Volume 592, August 2016
|Number of page(s)||12|
|Section||Planets and planetary systems|
|Published online||22 August 2016|
A reproducible method to determine the meteoroid mass index⋆
1 Department of Physics and
AstronomyUniversity of Western Ontario, London, ON, N6A
2 Centre for Planetary Science and Exploration, University of Western Ontario, London, ON N6A 3K7 Ontario, Canada
Accepted: 18 April 2016
Context. The determination of meteoroid mass indices is central to flux measurements and evolutionary studies of meteoroid populations. However, different authors use different approaches to fit observed data, making results difficult to reproduce and the resulting uncertainties difficult to justify. The real, physical, uncertainties are usually an order of magnitude higher than the reported values.
Aims. We aim to develop a fully automated method that will measure meteoroid mass indices and associated uncertainty. We validate our method on large radar and optical datasets and compare results to obtain a best estimate of the true meteoroid mass index.
Methods. Using MultiNest, a Bayesian inference tool that calculates the evidence and explores the parameter space, we search for the best fit of cumulative number vs. mass distributions in a four-dimensional space of variables (a,b,X1,X2). We explore biases in meteor echo distributions using optical meteor data as a calibration dataset to establish the systematic offset in measured mass index values.

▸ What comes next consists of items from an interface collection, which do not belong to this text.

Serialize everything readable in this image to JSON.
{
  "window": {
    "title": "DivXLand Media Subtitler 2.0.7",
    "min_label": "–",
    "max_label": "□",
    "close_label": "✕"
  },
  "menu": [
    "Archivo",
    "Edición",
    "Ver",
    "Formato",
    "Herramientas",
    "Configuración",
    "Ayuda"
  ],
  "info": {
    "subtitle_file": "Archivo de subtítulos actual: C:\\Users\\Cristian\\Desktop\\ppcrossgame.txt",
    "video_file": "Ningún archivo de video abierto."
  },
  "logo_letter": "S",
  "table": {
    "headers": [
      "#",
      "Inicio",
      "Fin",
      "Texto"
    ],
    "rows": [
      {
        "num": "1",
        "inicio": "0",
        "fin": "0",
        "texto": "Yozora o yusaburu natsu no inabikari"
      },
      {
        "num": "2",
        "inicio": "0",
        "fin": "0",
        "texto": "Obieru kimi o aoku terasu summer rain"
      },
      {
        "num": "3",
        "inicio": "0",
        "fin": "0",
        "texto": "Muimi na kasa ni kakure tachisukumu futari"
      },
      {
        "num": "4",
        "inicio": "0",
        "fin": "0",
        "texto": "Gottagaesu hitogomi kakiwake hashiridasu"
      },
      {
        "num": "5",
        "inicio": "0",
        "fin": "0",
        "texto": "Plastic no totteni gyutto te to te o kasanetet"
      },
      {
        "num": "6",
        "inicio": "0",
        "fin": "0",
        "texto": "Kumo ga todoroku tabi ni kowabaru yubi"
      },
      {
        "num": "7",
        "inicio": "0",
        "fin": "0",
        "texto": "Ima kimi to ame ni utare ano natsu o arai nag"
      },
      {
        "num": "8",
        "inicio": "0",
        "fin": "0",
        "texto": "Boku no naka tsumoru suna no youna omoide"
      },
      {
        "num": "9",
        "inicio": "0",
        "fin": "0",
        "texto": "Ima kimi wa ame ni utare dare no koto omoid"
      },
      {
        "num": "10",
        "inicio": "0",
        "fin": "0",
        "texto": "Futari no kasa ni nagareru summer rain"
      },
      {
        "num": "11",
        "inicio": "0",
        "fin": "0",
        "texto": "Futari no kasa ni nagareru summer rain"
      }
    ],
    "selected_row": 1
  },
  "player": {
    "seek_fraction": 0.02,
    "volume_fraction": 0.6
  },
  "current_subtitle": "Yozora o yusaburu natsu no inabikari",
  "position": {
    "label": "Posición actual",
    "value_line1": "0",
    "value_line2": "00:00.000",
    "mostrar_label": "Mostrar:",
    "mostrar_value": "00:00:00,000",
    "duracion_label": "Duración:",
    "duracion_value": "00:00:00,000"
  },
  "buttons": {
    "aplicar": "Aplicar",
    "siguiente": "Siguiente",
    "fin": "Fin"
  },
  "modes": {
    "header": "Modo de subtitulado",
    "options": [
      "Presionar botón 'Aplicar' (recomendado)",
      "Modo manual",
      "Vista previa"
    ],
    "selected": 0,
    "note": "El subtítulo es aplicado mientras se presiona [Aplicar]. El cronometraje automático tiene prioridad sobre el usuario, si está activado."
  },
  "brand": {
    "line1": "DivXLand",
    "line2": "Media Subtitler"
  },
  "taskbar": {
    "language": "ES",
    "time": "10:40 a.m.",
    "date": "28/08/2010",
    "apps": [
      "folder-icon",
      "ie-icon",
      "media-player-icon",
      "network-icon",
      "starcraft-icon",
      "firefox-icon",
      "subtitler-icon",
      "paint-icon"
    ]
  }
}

Results. Our best estimate for the average de-biased mass index for the sporadic meteoroid complex, as measured by radar appropriate to the mass range 10-3 > m > 10-5 g, was s = −2.10 ± 0.08. Optical data in the 10-1 > m > 10-3 g range, with the shower meteors removed, produced s = −2.08 ± 0.08. We find the mass index used by Grün et al. (1985) is substantially larger than we measure in the 10-4 < m < 10-1 g range.
Key words: meteorites, meteors, meteoroids
Our own code with a simple manual and a sample dataset can be found here: ftp://aquarid.physics.uwo.ca/pub/peter/MassIndexCode/
© ESO, 2016
Current usage metrics show cumulative count of Article Views (full-text article views including HTML views, PDF and ePub downloads, according to the available data) and Abstracts Views on Vision4Press platform.
Data correspond to usage on the plateform after 2015. The current usage metrics is available 48-96 hours after online publication and is updated daily on week days.
Initial download of the metrics may take a while.